Abstract: The use of silica as a lithium‐ion battery anode material requires a pretreatment step to induce electrochemical activity. The partially reversible electrochemical reduction reaction between silica and lithium has been postulated to produce silicon, which can subsequently reversibly react with lithium, providing stable capacities higher than graphite materials. Up to now, the electrochemical reduction pathway and the nature of the products were unknown, thereby hampering the design, optimization, and wider uptake of silica‐based anodes. Here, the electrochemical reduction pathway is uncovered and, for the first time, elemental silicon is identified as a reduction product. These insights, gleaned from analysis of the current response and capacity increase during reduction, conclusively demonstrated that silica must be reduced to introduce reversible capacity and the highest capacities of 600 mAh g−1 are achieved by using a constant load discharge at elevated temperature. Characterization via total scattering X‐ray pair distribution function analysis reveal the reduction products are amorphous in nature, highlighting the need for local structural methods to uncover vital information often inaccessible by traditional diffraction. These insights contribute toward understanding the electrochemical reduction of silica and can inform the development of pretreatment processes to enable their incorporation into next‐generation lithium‐ion batteries.

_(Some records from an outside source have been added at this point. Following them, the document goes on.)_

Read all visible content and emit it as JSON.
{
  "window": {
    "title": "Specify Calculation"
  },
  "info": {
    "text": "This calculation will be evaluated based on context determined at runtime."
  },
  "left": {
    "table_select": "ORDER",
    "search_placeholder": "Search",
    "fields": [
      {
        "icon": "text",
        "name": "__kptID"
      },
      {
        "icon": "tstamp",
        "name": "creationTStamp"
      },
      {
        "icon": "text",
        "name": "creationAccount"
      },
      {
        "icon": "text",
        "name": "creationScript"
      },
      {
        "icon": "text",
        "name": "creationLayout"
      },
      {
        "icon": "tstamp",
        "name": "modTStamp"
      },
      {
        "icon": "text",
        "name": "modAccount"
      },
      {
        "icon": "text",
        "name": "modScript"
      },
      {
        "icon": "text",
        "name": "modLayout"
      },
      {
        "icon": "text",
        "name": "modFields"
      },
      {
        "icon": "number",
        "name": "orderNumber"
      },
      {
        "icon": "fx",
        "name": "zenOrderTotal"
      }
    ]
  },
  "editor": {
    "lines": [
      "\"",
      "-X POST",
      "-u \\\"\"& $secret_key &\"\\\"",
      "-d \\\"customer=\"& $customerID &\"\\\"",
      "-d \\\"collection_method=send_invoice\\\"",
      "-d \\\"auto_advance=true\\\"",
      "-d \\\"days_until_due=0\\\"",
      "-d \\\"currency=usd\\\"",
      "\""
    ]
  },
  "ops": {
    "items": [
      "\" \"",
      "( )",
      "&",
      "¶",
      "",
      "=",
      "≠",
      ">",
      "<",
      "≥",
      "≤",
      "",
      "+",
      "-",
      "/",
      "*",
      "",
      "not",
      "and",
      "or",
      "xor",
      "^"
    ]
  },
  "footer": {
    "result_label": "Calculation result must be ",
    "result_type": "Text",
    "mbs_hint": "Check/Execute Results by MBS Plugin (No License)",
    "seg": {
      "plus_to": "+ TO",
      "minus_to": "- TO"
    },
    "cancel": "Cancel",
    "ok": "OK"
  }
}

Journal Keywords: green chemistry; silicon; sustainability

Subject Areas: Materials, Chemistry, Energy

Instruments: I15-1-X-ray Pair Distribution Function (XPDF)